Top of RECORDS FOR THE EXERCISE

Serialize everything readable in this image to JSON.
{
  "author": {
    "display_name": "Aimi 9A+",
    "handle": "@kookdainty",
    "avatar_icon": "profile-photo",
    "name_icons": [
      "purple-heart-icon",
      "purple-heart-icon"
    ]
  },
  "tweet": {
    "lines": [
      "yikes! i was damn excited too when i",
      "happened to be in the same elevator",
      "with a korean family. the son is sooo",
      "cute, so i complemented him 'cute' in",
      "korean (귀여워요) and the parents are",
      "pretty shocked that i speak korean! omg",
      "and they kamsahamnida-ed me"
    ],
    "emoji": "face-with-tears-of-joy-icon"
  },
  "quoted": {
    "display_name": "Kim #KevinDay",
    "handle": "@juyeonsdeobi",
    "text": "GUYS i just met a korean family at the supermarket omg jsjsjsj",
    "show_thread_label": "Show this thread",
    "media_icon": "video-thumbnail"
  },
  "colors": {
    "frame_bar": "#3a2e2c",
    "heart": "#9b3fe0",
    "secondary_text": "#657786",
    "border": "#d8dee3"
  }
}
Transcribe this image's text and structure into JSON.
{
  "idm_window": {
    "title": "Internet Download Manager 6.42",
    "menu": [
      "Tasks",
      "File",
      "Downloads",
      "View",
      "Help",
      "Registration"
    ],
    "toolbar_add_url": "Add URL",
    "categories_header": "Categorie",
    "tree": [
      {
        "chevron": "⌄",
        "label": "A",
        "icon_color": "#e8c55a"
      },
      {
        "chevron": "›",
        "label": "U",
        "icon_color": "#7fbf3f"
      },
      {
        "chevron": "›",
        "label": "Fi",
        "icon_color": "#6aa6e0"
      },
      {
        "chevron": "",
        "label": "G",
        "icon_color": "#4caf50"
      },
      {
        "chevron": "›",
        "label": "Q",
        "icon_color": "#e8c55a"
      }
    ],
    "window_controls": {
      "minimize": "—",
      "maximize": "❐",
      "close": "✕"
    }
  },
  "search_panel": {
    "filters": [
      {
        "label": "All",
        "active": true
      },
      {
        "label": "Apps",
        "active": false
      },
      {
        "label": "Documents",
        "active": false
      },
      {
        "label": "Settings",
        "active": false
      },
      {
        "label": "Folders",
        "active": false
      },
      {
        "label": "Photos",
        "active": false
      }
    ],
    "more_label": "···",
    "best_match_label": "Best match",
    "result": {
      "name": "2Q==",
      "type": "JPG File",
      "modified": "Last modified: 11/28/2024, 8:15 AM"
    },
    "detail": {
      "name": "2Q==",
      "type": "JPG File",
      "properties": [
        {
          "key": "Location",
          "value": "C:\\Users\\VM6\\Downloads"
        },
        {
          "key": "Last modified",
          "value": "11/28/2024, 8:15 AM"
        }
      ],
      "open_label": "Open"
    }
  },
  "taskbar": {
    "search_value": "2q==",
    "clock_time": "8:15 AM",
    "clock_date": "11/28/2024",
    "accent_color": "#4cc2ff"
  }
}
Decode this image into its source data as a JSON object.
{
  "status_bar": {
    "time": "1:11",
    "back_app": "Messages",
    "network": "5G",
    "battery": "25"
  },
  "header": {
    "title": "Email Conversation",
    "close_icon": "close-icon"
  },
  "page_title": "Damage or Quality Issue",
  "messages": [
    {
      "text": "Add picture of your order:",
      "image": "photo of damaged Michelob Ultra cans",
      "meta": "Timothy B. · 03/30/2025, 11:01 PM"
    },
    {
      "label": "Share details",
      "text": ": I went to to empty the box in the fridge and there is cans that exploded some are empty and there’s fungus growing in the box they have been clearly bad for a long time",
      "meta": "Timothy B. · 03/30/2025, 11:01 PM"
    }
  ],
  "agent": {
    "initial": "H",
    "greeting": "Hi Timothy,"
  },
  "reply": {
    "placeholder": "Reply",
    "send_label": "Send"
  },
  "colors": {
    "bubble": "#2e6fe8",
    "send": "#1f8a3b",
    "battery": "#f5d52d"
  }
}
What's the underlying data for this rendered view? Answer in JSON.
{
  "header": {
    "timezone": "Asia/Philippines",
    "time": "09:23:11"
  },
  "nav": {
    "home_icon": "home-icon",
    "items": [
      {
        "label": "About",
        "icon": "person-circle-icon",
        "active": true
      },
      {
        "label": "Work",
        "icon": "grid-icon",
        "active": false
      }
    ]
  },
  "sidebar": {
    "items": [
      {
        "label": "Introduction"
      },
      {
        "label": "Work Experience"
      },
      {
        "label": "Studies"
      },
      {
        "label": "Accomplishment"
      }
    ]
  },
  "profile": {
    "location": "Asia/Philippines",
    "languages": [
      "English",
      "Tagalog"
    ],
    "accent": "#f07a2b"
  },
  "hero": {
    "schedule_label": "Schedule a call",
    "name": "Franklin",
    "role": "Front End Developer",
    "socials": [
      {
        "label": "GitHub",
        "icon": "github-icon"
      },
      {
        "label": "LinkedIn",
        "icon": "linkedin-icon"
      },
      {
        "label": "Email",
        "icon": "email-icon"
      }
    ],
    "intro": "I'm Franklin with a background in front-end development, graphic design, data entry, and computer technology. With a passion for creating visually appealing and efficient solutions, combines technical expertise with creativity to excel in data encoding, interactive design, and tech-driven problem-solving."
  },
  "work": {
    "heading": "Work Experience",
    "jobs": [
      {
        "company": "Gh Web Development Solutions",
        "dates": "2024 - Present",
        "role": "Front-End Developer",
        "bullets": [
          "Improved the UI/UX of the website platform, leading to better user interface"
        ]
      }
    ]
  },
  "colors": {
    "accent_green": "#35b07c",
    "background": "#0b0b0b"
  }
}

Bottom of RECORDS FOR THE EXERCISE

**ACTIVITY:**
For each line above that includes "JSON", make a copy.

**RESPONSE:**
Serialize everything readable in this image to JSON.
Transcribe this image's text and structure into JSON.
Decode this image into its source data as a JSON object.
What's the underlying data for this rendered view? Answer in JSON.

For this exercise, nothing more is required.